Tahoma Woods, Star Route
Ashford, WA 98304-9751
Mount Rainier National Park -- located in central Washington, about 50 miles southeast of Tacoma -- draws hikers and mountain climbers from around the world. Mount Rainier, one of several volcanoes in the Cascade Range, is the centerpiece of this national park, with its flowered meadows, its numerous glaciers, and its challenging two-day hike to the summit. This park offers visitors scenic vistas and many different outdoor activities, including fishing, backpacking, and snowshoeing.
Entrance fees: $10/vehicle for seven days or $5/individual for seven days
Visitor centers: Longmire Museum is open daily. Jackson Visitor Center-Paradise is open daily from mid-April through mid-October, weekends only from mid-October through mid-April. Other visitor centers are open seasonally.
Other services: A museum, two wilderness information centers, two park inns (one is closed for rehabilitation until 2008), and six campgrounds.
Accommodations: Sunshine Point Campground is open year-round and operates on a first-come, first-served basis. Five other campgrounds are open variously from mid-May through mid-October. Reservations are available at 800-365-CAMP. National Park Inn (360-569-2275) is open year-round. Paradise Inn (360-569-2275) is open for the summer season.
Visiting Mount Rainier National Park
The highest of the great peaks of the Cascade Range is Mount Rainier, a gigantic mountain that is covered with 26 active glaciers, more than any other peak in the lower 48 states. The mountain is a mecca for climbers around the world, and quite often it claims a life or two.
Even though the mountain is its most prominent feature, the nearly quarter-of-a-million-acre national park offers a number of other attractions. Below the extensive snowfields that cap Rainier are such wildlife as mountain goats, black-tailed deer, black bears, and beavers.
Downslope, the forests are almost like a cathedral, with enormous western and mountain hemlocks and western red cedar that tower to awesome heights thanks to the more than 100 inches of rain the area receives annually. The high spruce and fir forests are known for their summer wildflower displays.
Summer is the best time of year to visit Mount Rainier, because the area is legendary for its deep snows. Autumn is short, with snow storms commencing in some years as early as late September.
Mount Rainier National Park is a paradise for nature enthusiasts and athletes alike. If you’re interested in adventure sports, check out the ice climbing article, video and images at Discovery’s Fearless Planet.

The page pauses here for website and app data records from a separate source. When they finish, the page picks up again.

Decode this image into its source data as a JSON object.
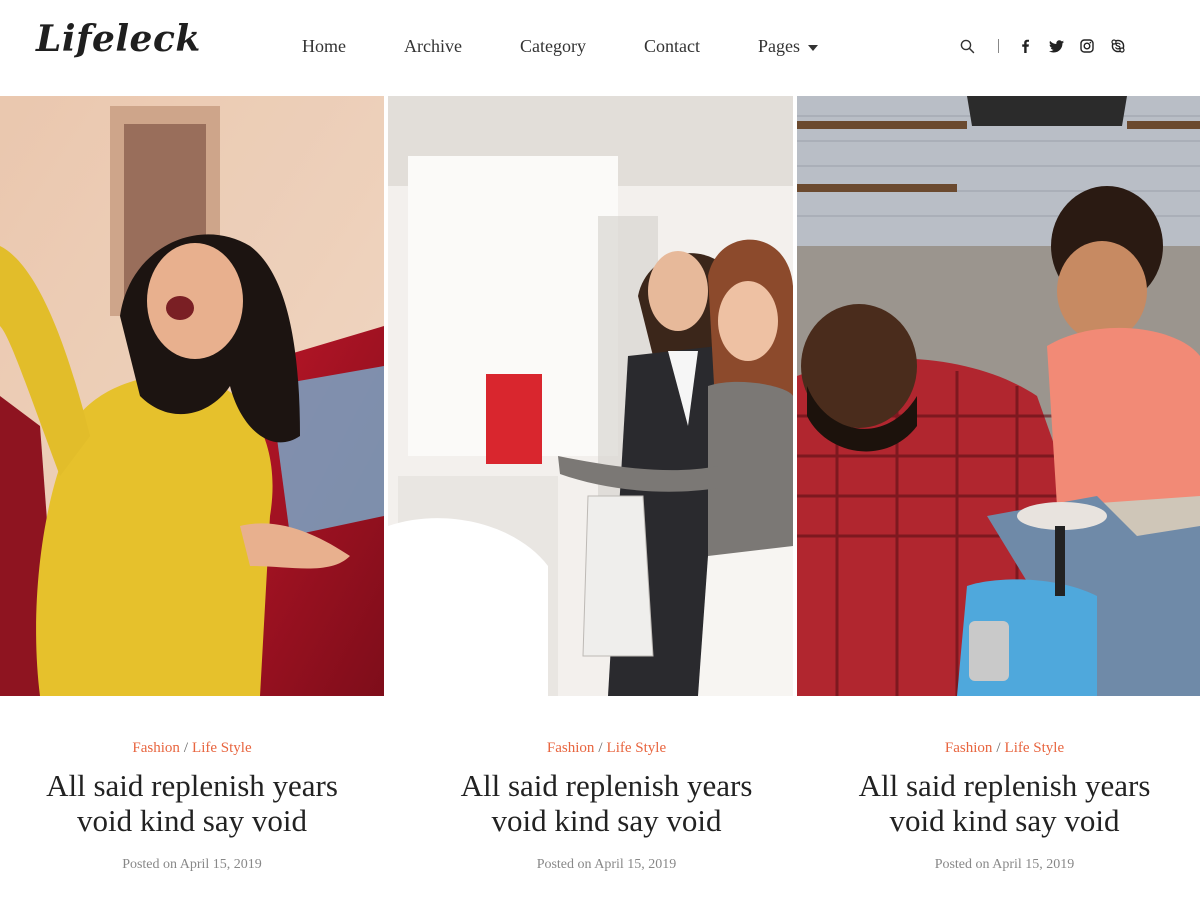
{
  "brand": {
    "logo": "Lifeleck"
  },
  "nav": {
    "items": [
      {
        "label": "Home"
      },
      {
        "label": "Archive"
      },
      {
        "label": "Category"
      },
      {
        "label": "Contact"
      },
      {
        "label": "Pages"
      }
    ]
  },
  "header_tools": {
    "icons": [
      "search-icon",
      "facebook-icon",
      "twitter-icon",
      "instagram-icon",
      "skype-icon"
    ]
  },
  "posts": [
    {
      "category_1": "Fashion",
      "separator": "/",
      "category_2": "Life Style",
      "title_line_1": "All said replenish years",
      "title_line_2": "void kind say void",
      "date": "Posted on April 15, 2019",
      "image": "woman-yellow-sweater-by-car"
    },
    {
      "category_1": "Fashion",
      "separator": "/",
      "category_2": "Life Style",
      "title_line_1": "All said replenish years",
      "title_line_2": "void kind say void",
      "date": "Posted on April 15, 2019",
      "image": "couple-at-car-showroom"
    },
    {
      "category_1": "Fashion",
      "separator": "/",
      "category_2": "Life Style",
      "title_line_1": "All said replenish years",
      "title_line_2": "void kind say void",
      "date": "Posted on April 15, 2019",
      "image": "father-and-son-with-toy-car"
    }
  ],
  "colors": {
    "accent": "#e8653f",
    "text": "#222222",
    "muted": "#888888"
  }
}
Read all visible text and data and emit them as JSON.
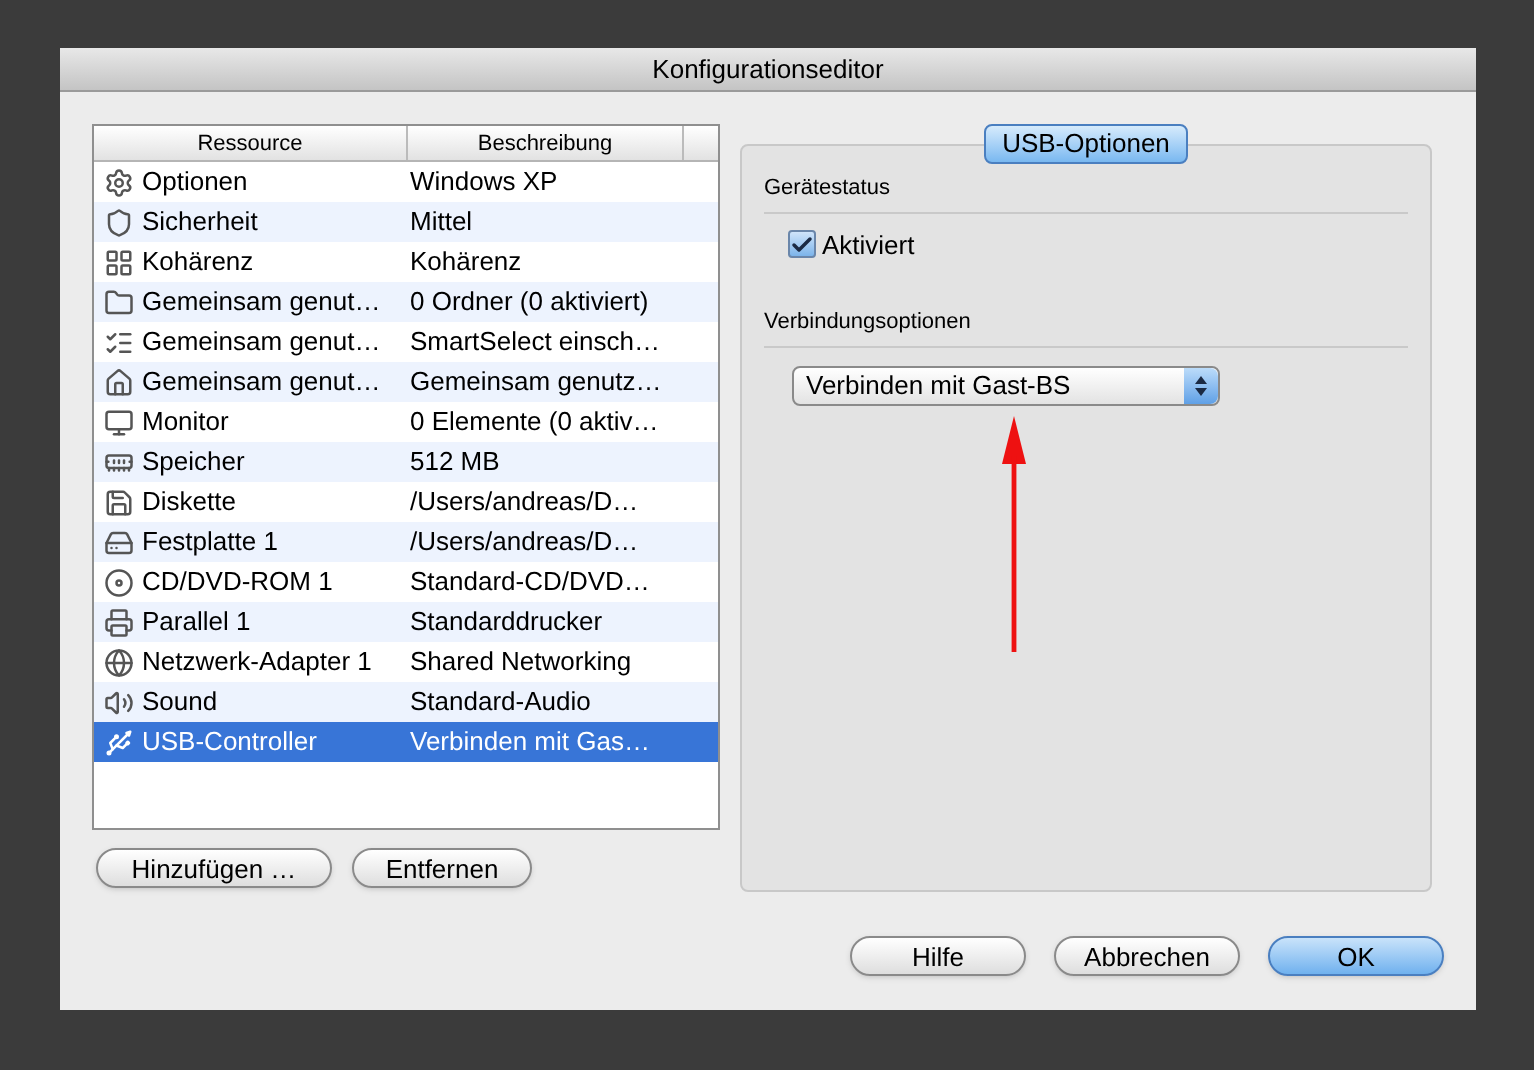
{
  "window": {
    "title": "Konfigurationseditor"
  },
  "table": {
    "columns": [
      "Ressource",
      "Beschreibung"
    ],
    "rows": [
      {
        "kind": "options",
        "resource": "Optionen",
        "description": "Windows XP",
        "selected": false
      },
      {
        "kind": "security",
        "resource": "Sicherheit",
        "description": "Mittel",
        "selected": false
      },
      {
        "kind": "coherence",
        "resource": "Kohärenz",
        "description": "Kohärenz",
        "selected": false
      },
      {
        "kind": "folder",
        "resource": "Gemeinsam genut…",
        "description": "0 Ordner (0 aktiviert)",
        "selected": false
      },
      {
        "kind": "list",
        "resource": "Gemeinsam genut…",
        "description": "SmartSelect einsch…",
        "selected": false
      },
      {
        "kind": "home",
        "resource": "Gemeinsam genut…",
        "description": "Gemeinsam genutz…",
        "selected": false
      },
      {
        "kind": "monitor",
        "resource": "Monitor",
        "description": "0 Elemente (0 aktiv…",
        "selected": false
      },
      {
        "kind": "memory",
        "resource": "Speicher",
        "description": "512 MB",
        "selected": false
      },
      {
        "kind": "floppy",
        "resource": "Diskette",
        "description": "/Users/andreas/D…",
        "selected": false
      },
      {
        "kind": "disk",
        "resource": "Festplatte 1",
        "description": "/Users/andreas/D…",
        "selected": false
      },
      {
        "kind": "cd",
        "resource": "CD/DVD-ROM 1",
        "description": "Standard-CD/DVD…",
        "selected": false
      },
      {
        "kind": "printer",
        "resource": "Parallel 1",
        "description": "Standarddrucker",
        "selected": false
      },
      {
        "kind": "network",
        "resource": "Netzwerk-Adapter 1",
        "description": "Shared Networking",
        "selected": false
      },
      {
        "kind": "sound",
        "resource": "Sound",
        "description": "Standard-Audio",
        "selected": false
      },
      {
        "kind": "usb",
        "resource": "USB-Controller",
        "description": "Verbinden mit Gas…",
        "selected": true
      }
    ]
  },
  "list_buttons": [
    "Hinzufügen …",
    "Entfernen"
  ],
  "panel": {
    "tab": "USB-Optionen",
    "device_status": {
      "heading": "Gerätestatus",
      "checkbox": {
        "label": "Aktiviert",
        "checked": true
      }
    },
    "connection": {
      "heading": "Verbindungsoptionen",
      "select_value": "Verbinden mit Gast-BS"
    }
  },
  "buttons": [
    {
      "label": "Hilfe",
      "default": false
    },
    {
      "label": "Abbrechen",
      "default": false
    },
    {
      "label": "OK",
      "default": true
    }
  ]
}
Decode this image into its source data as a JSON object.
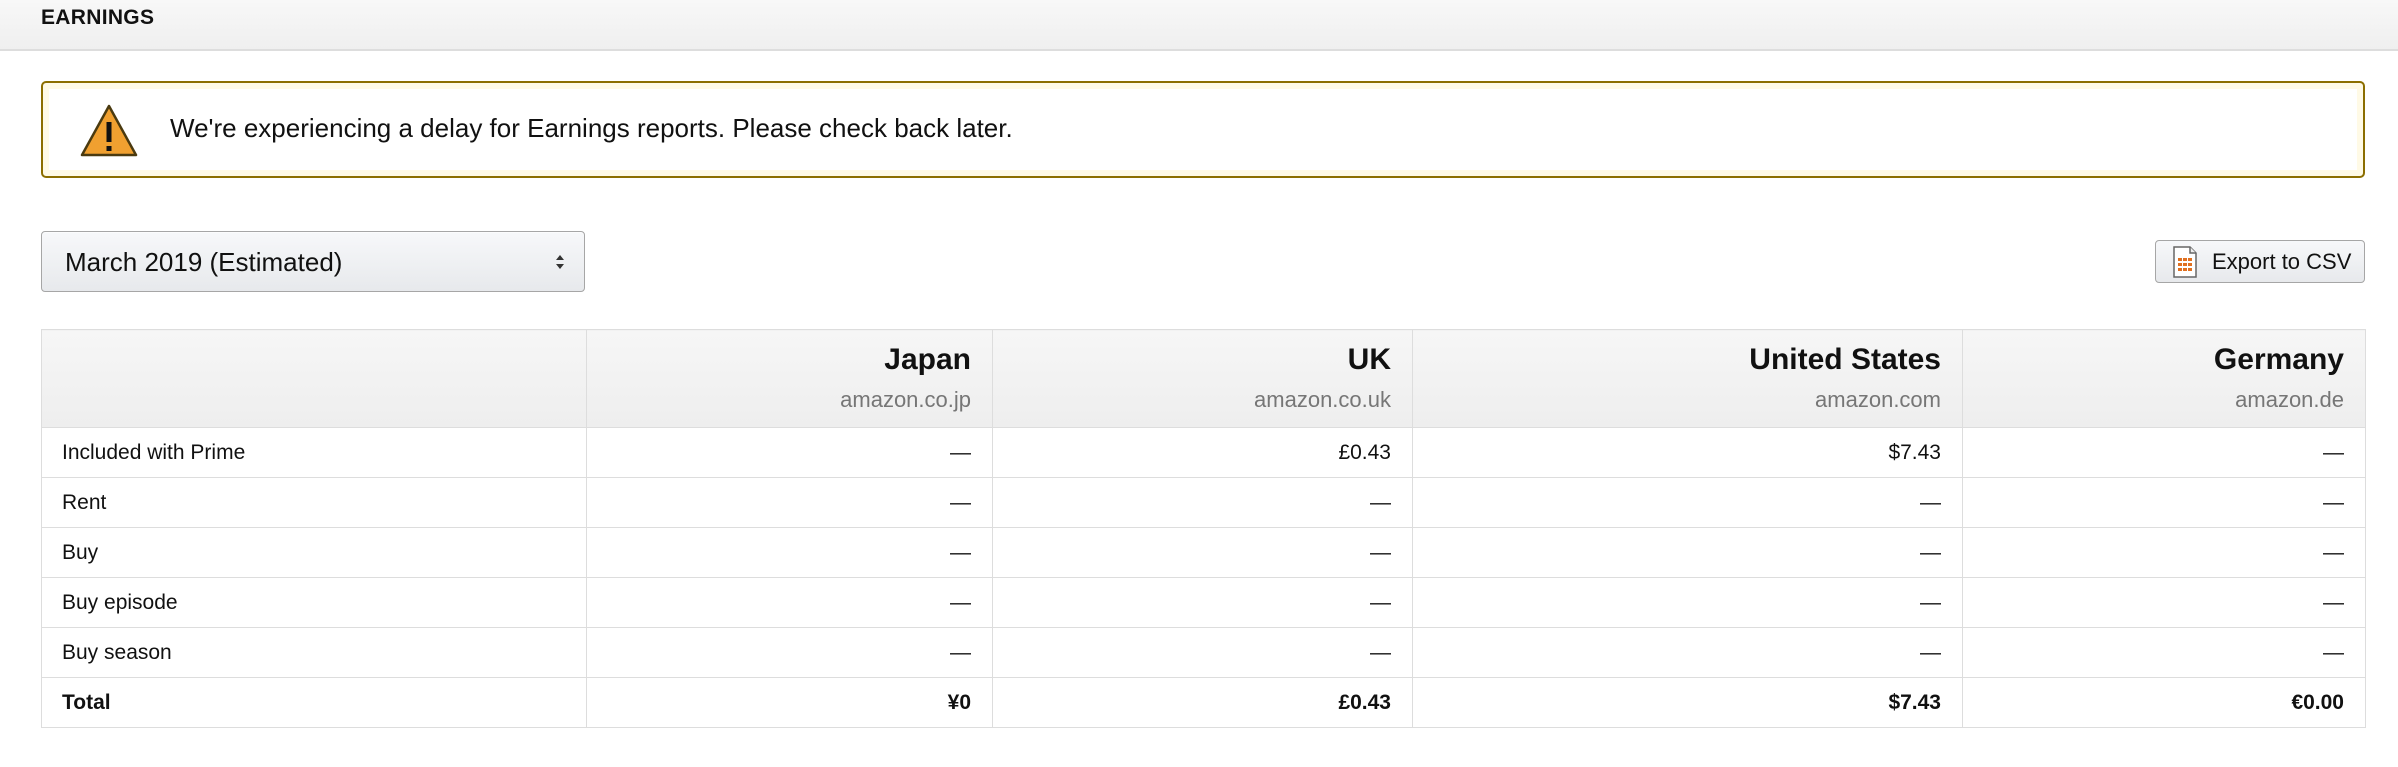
{
  "header": {
    "title": "EARNINGS"
  },
  "alert": {
    "icon": "warning-icon",
    "message": "We're experiencing a delay for Earnings reports. Please check back later.",
    "icon_color": "#f0a030"
  },
  "period_select": {
    "selected": "March 2019 (Estimated)"
  },
  "export_button": {
    "icon": "csv-file-icon",
    "label": "Export to CSV"
  },
  "table": {
    "columns": [
      {
        "name": "Japan",
        "domain": "amazon.co.jp"
      },
      {
        "name": "UK",
        "domain": "amazon.co.uk"
      },
      {
        "name": "United States",
        "domain": "amazon.com"
      },
      {
        "name": "Germany",
        "domain": "amazon.de"
      }
    ],
    "rows": [
      {
        "label": "Included with Prime",
        "values": [
          "—",
          "£0.43",
          "$7.43",
          "—"
        ]
      },
      {
        "label": "Rent",
        "values": [
          "—",
          "—",
          "—",
          "—"
        ]
      },
      {
        "label": "Buy",
        "values": [
          "—",
          "—",
          "—",
          "—"
        ]
      },
      {
        "label": "Buy episode",
        "values": [
          "—",
          "—",
          "—",
          "—"
        ]
      },
      {
        "label": "Buy season",
        "values": [
          "—",
          "—",
          "—",
          "—"
        ]
      }
    ],
    "total": {
      "label": "Total",
      "values": [
        "¥0",
        "£0.43",
        "$7.43",
        "€0.00"
      ]
    }
  }
}
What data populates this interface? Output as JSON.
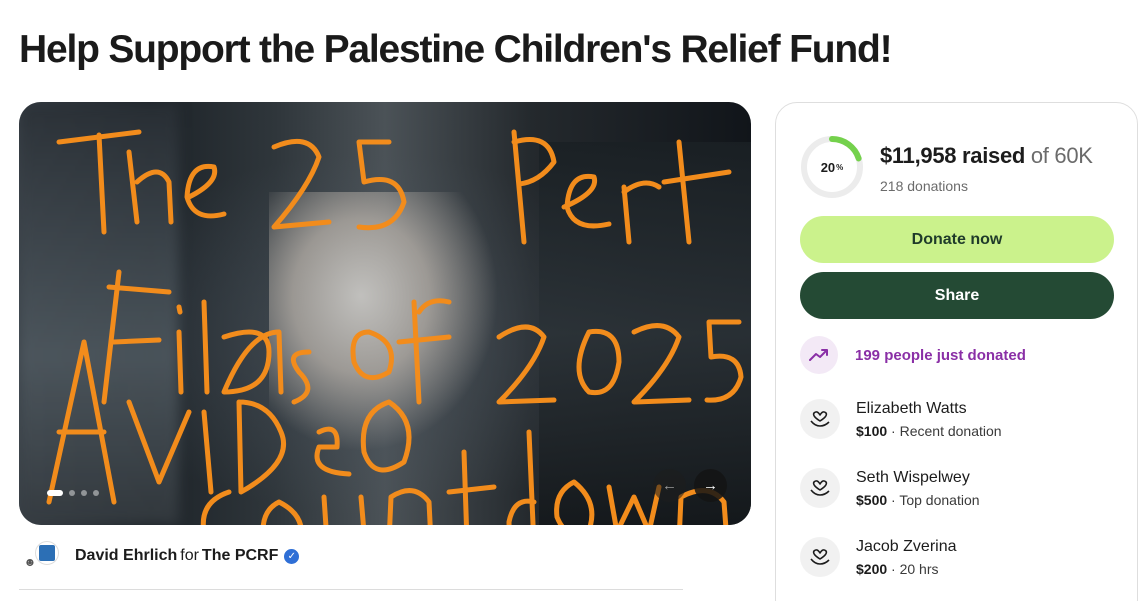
{
  "page": {
    "title": "Help Support the Palestine Children's Relief Fund!"
  },
  "hero": {
    "overlay_text_lines": [
      "The 25 best",
      "Films of 2025",
      "A VIDEO",
      "Countdown"
    ],
    "carousel_dots": 4,
    "carousel_active_index": 0,
    "prev_icon": "arrow-left-icon",
    "next_icon": "arrow-right-icon",
    "prev_glyph": "←",
    "next_glyph": "→"
  },
  "organizer": {
    "name": "David Ehrlich",
    "for_label": "for",
    "beneficiary": "The PCRF",
    "verified_glyph": "✓"
  },
  "summary": {
    "percent_label": "20",
    "percent_sign": "%",
    "progress_fraction": 0.2,
    "raised_amount": "$11,958 raised",
    "goal_text": "of 60K",
    "donations_count": "218 donations"
  },
  "buttons": {
    "donate_label": "Donate now",
    "share_label": "Share"
  },
  "activity": {
    "trend_text": "199 people just donated"
  },
  "donors": [
    {
      "name": "Elizabeth Watts",
      "amount": "$100",
      "note": " · Recent donation"
    },
    {
      "name": "Seth Wispelwey",
      "amount": "$500",
      "note": " · Top donation"
    },
    {
      "name": "Jacob Zverina",
      "amount": "$200",
      "note": " · 20 hrs"
    }
  ],
  "colors": {
    "donate_button": "#cbf28c",
    "share_button": "#244a34",
    "progress_ring": "#74d14c",
    "trend_text": "#8a2fa6",
    "scribble": "#f28c1c"
  }
}
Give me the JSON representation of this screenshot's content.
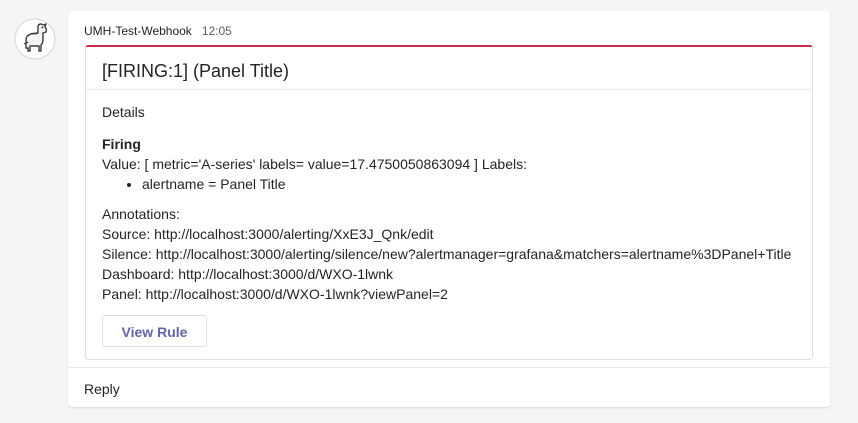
{
  "message": {
    "sender": "UMH-Test-Webhook",
    "time": "12:05",
    "avatar_icon": "llama-avatar-icon"
  },
  "card": {
    "accent_color": "#c4314b",
    "title": "[FIRING:1] (Panel Title)",
    "details_heading": "Details",
    "firing_heading": "Firing",
    "value_line": "Value: [ metric='A-series' labels= value=17.4750050863094 ] Labels:",
    "labels": [
      "alertname = Panel Title"
    ],
    "annotations": {
      "heading": "Annotations:",
      "source": "Source: http://localhost:3000/alerting/XxE3J_Qnk/edit",
      "silence": "Silence: http://localhost:3000/alerting/silence/new?alertmanager=grafana&matchers=alertname%3DPanel+Title",
      "dashboard": "Dashboard: http://localhost:3000/d/WXO-1lwnk",
      "panel": "Panel: http://localhost:3000/d/WXO-1lwnk?viewPanel=2"
    },
    "button_label": "View Rule",
    "button_color": "#6264a7"
  },
  "reply_label": "Reply"
}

For active outdoors enthusiasts, Mount Rainier National Park offers countless activities, including the two-day hike up Mount Rainier. On the next page, we'll provide sightseeing tips.